I will candidly say that I am struggling with it. But I found the discussions, as well as some of the news coming over the transom in the past 24 hours, stimulating for these thoughts. So, for instance, one “assignment” the group was given was to think about whether the system they worked on was local, functional, or sectoral. Now, “sectoral” means “peculiar to an industry or sector” of the economy. Clearly, the gender issue cuts across all sectors. And, equally clearly, gender is not a local phenomenon (oldstyle thinking notwithstanding). But I honestly had not thought about gender as a functional system. “Functional” would mean something that facilitated overall economic functioning, so like the banking or transportation system.
I began to mull it over. Of course, I am not meaning to suggest that by imagining gender as a functional system, I am saying it is a good thing, but more that I was considering how gender facilitates the functioning of the economy as it is.
Right away, of course, we can say that the gender system reproduces the labor force. By confining women to the reproductive realm, the production of new workers is ensured and, to the extent we include provisioning/consumption (also typically a gender function), the quality of human capital is also maximized.
But that is nothing that hasn’t already been said a thousand times. I next began thinking of the way that gender has functioned to funnel money, debts, contracts, and the like through the patrilineal property system. I admit I was very influenced in my thinking by the fact that my Women’s Economy class has just read Gerda Lerner’s brilliant classic, The Creation of Patriarchy.

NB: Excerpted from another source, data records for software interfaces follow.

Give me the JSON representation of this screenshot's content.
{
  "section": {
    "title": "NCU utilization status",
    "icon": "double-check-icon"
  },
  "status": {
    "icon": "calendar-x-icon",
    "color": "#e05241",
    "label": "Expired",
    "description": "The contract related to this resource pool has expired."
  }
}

An ICAEW Friend said he thought this figure represented Economia, who is a central part of all the organization's new visual branding.
Lerner documents, in compelling depth, that the rise of institutions and technologies from writing to the nation-state to the Judeo-Christian religion to codified law was marked by a distinctive treatment of women. Indeed, this distinctive attitude toward women is discernible in the earliest written law, Hammurabi’s Code, and it is clear that the practices those laws were trying to regulate had been in place for many hundreds of years already. The same attitudes and laws were later replicated and intensified by the Middle Assyrian Laws, the Hittite Laws, and the Hebrew laws of the Bible. (Importantly, today’s Sharia laws have the same origin and provisions.)
Lerner’s overall point was that women had been excluded from education, especially learning to read and write, from the beginning, which in turn had left them out of history, damaged their ability to conceptualize and understand their own position as a group. She also emphasizes that the exclusion of women from spirituality occured in concert with this history.
I would add that the same exclusion from education would have erected a barrier between women and the law, as well as women and economic record-keeping. And that the same damaged ability to conceptualize–because of exclusion from education broadly and literacy in particular–would have made it hard to imagine, for instance, a gendered view of economics.
So, back to the functioning of the economy. From this very early beginning (writing first begins in Mesopotamia around 3500 BC), women were treated primarily as a form of property. Their ownership and disposition was clearly of major concern–Hammurabi’s Code has 282 laws, of which fully 25% deal with the status of women–and seems to be linked to the military conquests that inevitably brought back women as its “spoils.” (This finding further underscores the argument Malcolm Potts and Thomas Hayden make in